If your employees are working harder than ever but the quality of their work isn't rising along with the longer hours and increased production levels, it may be time to admit stress is a problem.
Still experiencing lingering effects from the recession, many companies are understaffed and workers are underpaid. The importance placed on hard work and making money, and the rise of technology that enables the workload to follow you home, have driven stress levels to unprecedented heights.
In the American Psychological Association's recent Work Stress Survey, eight out of 10 people said that work is the source of their stress. The survey also found that 42 percent of adults reported their stress levels have increased over the past five years.
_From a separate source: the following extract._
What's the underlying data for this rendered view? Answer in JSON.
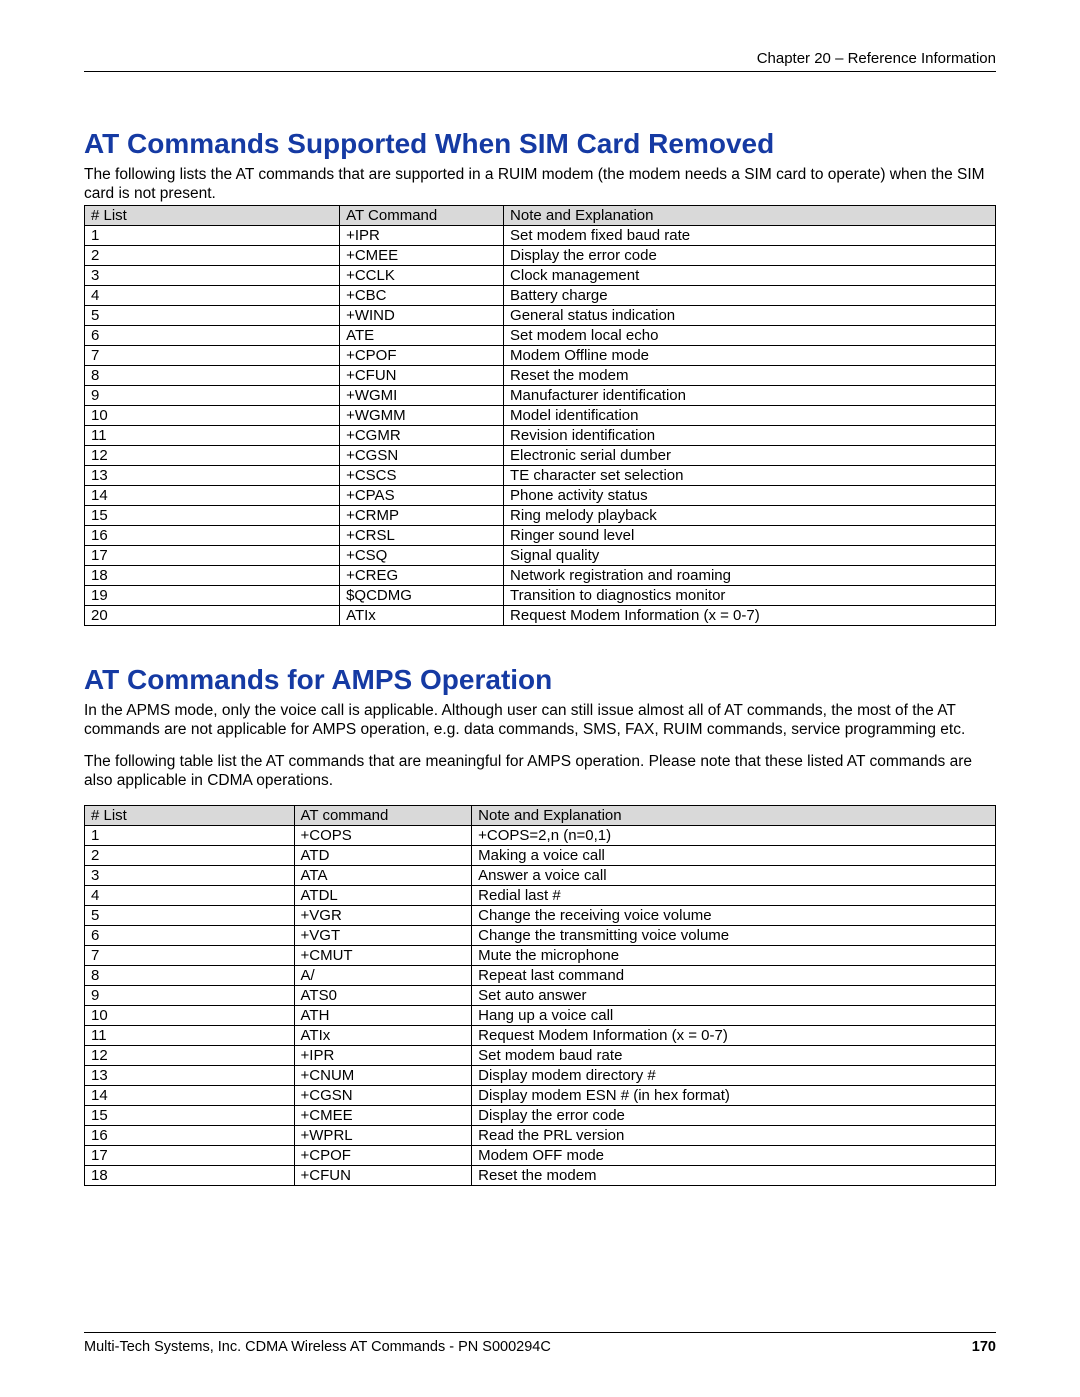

Hendrie Weisinger, a psychologist, business school lecturer, and executive coach, and J.P. Pawliw-Fry, a lecturer at the Kellogg School of Management and founder of the Institute for Health and Human Potential, write about the culture of stress in the U.S. in their forthcoming book, Performing Under Pressure: The Science of Doing Your Best When It Matters Most. Over the course of a few years, the duo studied 12,000 people who work under pressure. They tell Knowledge@Wharton that the notion that people perform best under pressure is a myth.
One of the worst productivity killers, Weisinger says, is when a boss imposes phony deadlines for no reason or exaggerates the need to hit goals or production levels. "It is counterintuitive, but by saying this is the only opportunity we're going to have, you are increasing the likelihood that the staff won't do their best," he tells Knowledge@Wharton. Weisinger and Pawliw-Fry add that incentive-based rewards produce stress and anxiety as well.
So what does help alleviate employees' stress?It is all about creating social mores and policies that produce positive emotions and positive work environments. Wharton management professor Sigal Barsade and George Mason University assistant professor Mandy O'Neill say that employees perform better in cultures of "compassionate love" than in cultures of stress and pressure. That may sound a little too pampering, but ultimately your employees should want to work for you, instead of being terrified to fail.
Barsade says you should "create a culture where employees treat each other with affection and compassion." If you foster an environment that emphasizes empathy and care over invented deadlines and needlessly taxing workloads, stress levels will dip and productivity will improve.